§ THE PROBLEM: In the records below, some lines hold the word "JSON". Copy each of those lines.

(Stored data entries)
◆ ◆ ◆ ◆ ◆ ◆ ◆

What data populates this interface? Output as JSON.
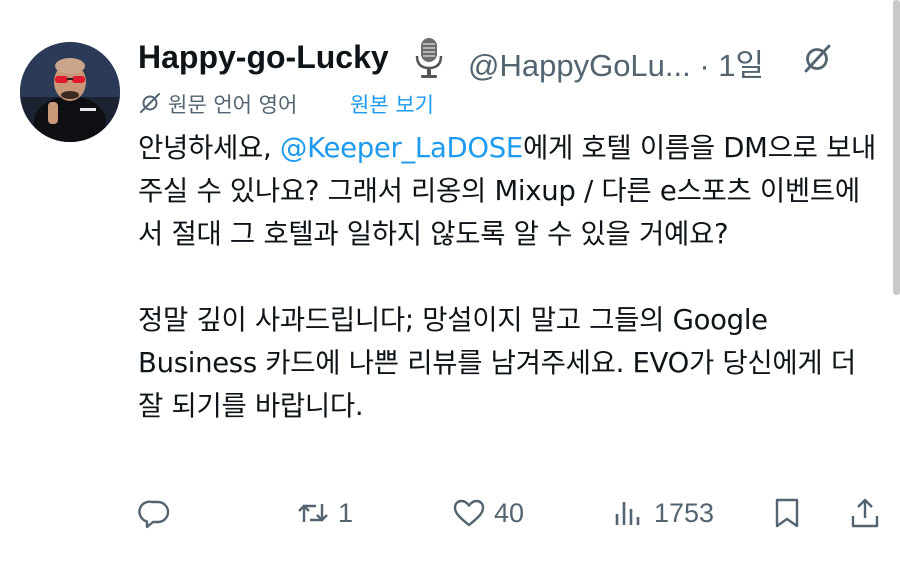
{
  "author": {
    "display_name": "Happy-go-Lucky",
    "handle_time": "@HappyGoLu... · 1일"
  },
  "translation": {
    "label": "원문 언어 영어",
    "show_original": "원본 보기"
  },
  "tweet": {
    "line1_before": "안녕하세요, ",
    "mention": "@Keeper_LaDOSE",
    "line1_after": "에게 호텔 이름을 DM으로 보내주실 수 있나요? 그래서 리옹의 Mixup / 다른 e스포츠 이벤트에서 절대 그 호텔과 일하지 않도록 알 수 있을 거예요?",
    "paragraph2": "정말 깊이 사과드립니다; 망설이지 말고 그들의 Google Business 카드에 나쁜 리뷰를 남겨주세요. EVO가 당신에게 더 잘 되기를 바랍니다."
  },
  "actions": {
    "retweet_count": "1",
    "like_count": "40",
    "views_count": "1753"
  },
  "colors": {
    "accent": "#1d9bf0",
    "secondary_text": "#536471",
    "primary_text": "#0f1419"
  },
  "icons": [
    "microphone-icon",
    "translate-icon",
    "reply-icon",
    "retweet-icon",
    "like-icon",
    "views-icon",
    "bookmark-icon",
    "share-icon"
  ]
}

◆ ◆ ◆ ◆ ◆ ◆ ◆

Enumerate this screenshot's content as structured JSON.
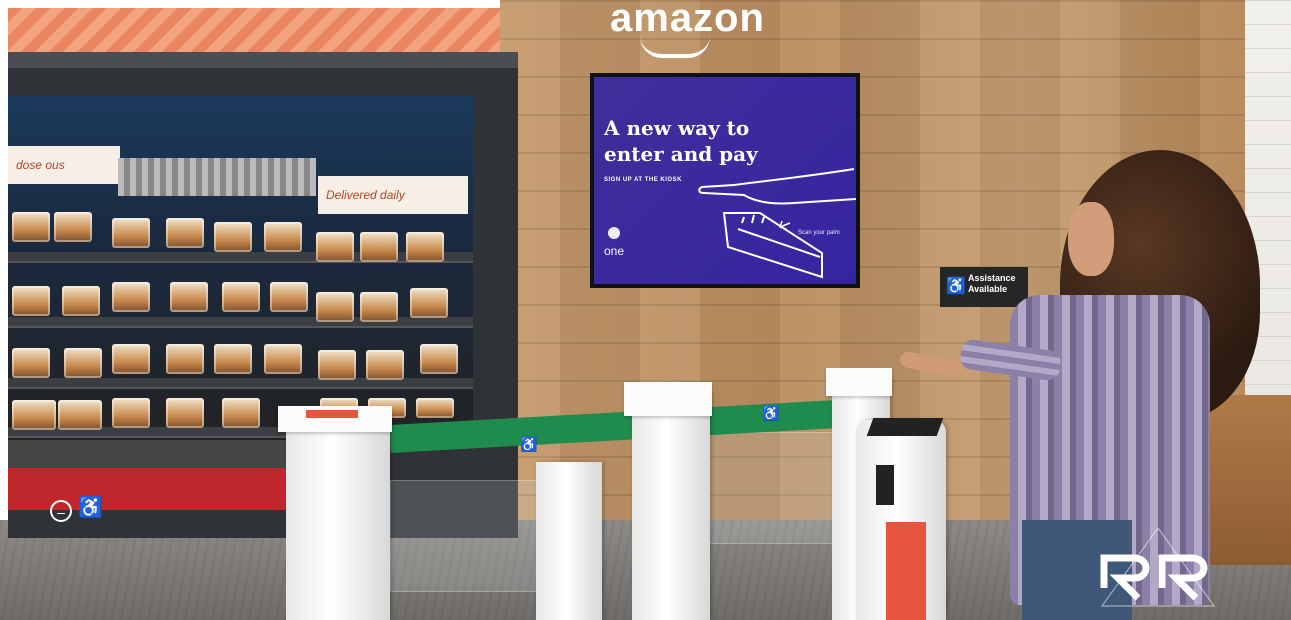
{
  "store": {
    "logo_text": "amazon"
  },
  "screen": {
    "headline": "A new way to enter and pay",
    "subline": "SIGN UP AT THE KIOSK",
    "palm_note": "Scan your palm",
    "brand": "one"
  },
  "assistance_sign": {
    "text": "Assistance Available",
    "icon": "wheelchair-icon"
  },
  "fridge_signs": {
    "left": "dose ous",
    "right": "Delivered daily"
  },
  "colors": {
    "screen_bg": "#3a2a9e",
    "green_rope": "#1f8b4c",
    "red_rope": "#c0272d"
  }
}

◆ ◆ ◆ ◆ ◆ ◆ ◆

§ FINISHED EXERCISE:
What data populates this interface? Output as JSON.
Enumerate this screenshot's content as structured JSON.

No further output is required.